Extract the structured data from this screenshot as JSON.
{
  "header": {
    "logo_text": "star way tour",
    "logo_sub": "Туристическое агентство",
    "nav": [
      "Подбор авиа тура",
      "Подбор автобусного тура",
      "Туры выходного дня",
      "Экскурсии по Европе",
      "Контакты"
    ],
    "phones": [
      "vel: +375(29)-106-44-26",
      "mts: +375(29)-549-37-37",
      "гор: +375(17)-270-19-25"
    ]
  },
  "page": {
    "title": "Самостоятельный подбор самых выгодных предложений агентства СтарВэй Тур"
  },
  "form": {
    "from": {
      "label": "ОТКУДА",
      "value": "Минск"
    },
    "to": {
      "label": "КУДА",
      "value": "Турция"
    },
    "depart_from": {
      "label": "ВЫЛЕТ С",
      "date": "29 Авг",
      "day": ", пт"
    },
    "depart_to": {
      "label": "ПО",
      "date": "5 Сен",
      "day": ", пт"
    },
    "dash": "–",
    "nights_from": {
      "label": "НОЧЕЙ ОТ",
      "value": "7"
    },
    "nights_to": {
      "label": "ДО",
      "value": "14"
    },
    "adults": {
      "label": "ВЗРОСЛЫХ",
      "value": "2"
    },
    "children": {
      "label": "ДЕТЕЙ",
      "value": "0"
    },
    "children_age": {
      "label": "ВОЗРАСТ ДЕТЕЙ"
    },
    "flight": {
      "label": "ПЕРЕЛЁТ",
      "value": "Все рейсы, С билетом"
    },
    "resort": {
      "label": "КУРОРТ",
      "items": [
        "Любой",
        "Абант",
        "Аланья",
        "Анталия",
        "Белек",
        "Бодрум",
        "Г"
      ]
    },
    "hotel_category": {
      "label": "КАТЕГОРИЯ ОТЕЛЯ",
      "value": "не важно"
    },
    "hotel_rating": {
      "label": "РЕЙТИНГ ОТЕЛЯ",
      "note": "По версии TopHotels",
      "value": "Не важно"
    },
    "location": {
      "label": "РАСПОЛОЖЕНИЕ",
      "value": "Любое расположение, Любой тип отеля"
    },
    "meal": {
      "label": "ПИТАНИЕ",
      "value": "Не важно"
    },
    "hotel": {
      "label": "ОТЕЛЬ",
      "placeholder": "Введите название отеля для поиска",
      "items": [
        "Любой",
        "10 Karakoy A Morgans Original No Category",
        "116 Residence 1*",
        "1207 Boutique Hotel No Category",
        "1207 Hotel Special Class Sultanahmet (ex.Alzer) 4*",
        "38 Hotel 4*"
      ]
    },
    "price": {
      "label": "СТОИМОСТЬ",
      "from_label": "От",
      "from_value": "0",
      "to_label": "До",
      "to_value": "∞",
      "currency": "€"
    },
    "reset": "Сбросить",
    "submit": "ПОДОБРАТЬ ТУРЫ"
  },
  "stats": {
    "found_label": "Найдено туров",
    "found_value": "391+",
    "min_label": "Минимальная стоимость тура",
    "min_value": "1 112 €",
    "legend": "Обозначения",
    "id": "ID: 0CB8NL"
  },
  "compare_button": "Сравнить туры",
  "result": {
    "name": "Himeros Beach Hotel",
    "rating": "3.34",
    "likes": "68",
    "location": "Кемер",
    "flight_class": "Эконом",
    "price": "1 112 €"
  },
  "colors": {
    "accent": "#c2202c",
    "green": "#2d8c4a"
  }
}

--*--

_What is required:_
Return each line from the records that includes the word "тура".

_Result for this exercise:_
      "Подбор авиа тура",
      "Подбор автобусного тура",
    "min_label": "Минимальная стоимость тура",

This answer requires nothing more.